While Sarawak prefers to hire locals, its government will not compromise on quality, Deputy Chief Minister Tan Sri James Masing said after the state was accused of discriminatory employment practices.
In response to recent criticism from the Sarawak branch of the Malaysian Trade Union Congress (MTUC), Masing said the state has a standard operating operating procedure (SOP) to ensure only the most qualified person is taken on for the job, even if it wasn’t a Sarawakian.
“Don’t assume that [the] Sarawak government prioritises the need for local interest at the expense of quality. We aren’t stupid.
“This SOP, which Sarawak government follows, will weed out non-qualified local Sarawakians from being employed and work permits will be issued to non-Sarawakians in accordance to the state laws,” he was quoted as saying by The Borneo Post today.
The Borneo paper had reported Sarawak MTUC chiding the state government for allegedly practising double standards by protecting 13 Sarawakian senior executives recently retrenched by Petronas but repatriating thousands of non-local workers.
In response to the criticism, Masing said the state Immigration Department has been repatriating illegal workers after they were caught and were not ignoring the illegal problem as claimed.
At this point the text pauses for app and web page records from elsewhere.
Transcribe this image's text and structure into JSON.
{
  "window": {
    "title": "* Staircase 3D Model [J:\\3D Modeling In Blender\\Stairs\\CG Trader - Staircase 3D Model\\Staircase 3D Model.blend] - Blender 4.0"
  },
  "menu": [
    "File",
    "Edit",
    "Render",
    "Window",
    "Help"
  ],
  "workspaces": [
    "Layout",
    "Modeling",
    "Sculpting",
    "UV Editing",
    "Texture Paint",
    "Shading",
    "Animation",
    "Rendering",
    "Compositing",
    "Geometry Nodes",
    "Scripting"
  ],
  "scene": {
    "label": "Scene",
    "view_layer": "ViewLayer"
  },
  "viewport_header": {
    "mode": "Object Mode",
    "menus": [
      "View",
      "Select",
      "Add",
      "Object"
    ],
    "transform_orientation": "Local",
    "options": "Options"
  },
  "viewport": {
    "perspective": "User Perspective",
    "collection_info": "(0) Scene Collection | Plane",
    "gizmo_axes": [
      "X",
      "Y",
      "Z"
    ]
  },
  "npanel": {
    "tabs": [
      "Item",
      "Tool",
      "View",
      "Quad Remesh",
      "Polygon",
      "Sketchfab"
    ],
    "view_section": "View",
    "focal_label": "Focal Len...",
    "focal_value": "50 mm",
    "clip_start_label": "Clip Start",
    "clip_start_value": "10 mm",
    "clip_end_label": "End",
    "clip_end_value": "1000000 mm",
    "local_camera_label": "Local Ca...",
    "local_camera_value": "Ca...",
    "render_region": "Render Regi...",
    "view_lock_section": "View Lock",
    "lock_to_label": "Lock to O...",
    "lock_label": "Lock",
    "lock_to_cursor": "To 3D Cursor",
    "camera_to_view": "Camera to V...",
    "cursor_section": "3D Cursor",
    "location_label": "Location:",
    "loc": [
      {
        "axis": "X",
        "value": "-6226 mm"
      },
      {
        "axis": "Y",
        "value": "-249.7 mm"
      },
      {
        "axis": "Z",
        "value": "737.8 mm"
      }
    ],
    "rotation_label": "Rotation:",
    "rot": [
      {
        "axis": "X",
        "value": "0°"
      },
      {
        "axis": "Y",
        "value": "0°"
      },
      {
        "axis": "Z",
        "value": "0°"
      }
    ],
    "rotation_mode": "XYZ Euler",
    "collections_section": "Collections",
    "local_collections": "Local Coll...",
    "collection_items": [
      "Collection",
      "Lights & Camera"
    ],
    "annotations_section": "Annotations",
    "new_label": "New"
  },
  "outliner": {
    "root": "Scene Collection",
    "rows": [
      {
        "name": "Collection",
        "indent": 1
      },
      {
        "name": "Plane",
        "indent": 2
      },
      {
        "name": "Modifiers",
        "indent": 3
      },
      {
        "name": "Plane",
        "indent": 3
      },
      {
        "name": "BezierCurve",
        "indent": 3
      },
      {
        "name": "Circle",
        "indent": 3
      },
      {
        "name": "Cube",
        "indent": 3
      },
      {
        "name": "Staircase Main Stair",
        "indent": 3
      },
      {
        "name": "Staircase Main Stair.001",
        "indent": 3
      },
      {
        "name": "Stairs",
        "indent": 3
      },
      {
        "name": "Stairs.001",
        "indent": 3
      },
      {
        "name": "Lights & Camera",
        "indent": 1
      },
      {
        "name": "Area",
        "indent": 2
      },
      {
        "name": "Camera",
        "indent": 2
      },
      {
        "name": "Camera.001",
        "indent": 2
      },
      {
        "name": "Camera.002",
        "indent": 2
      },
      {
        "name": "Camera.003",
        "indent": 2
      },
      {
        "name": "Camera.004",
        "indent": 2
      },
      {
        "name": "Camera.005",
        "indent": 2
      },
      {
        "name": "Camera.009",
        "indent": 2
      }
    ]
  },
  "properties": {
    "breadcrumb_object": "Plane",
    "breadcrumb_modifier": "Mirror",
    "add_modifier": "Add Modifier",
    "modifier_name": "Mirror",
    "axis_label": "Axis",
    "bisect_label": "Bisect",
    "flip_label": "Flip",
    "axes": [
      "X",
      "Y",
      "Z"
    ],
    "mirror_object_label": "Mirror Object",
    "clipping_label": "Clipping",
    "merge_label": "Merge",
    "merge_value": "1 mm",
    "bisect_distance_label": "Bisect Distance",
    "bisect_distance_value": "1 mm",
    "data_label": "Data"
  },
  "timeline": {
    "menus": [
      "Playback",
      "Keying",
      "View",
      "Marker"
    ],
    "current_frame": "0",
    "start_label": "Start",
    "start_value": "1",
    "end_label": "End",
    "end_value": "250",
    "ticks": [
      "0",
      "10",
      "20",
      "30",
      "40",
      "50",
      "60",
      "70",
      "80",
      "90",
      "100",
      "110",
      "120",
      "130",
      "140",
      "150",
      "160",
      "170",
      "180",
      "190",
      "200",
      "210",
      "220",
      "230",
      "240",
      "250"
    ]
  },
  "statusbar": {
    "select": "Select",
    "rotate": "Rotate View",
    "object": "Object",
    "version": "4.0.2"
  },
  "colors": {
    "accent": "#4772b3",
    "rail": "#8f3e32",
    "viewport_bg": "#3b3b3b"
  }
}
On August 5, Chief Minister Tan Sri Adenan Satem threatened to cancel the work permits of non-local employees in Petronas if Sarawakians were not given priority to fill senior positions.
Three days later, Sarawak stopped issuing work permits for Petronas employees from peninsular Malaysia to ensure that the national oil corporation would be fair and transparent in engaging with Sarawak regarding its operations in the state.
The move was in response to complaints by state-sponsored think-tank Suarah Petroleum Group (SPG) that Petronas was treating Sarawak natives in its workforce unfairly.
SPG president Hamin Yusuf claimed that the removal of 29 permanent posts had resulted in the retrenchment of 13 experienced staff from Sarawak in Petronas’ upstream restructuring exercise.
In its reply, Petronas said that the decision by the state government to freeze all new applications for work permits might be based on a misinterpretation that its recent group-wide business restructuring had unfairly impacted its employees from Sarawak.
The Malay Mail Online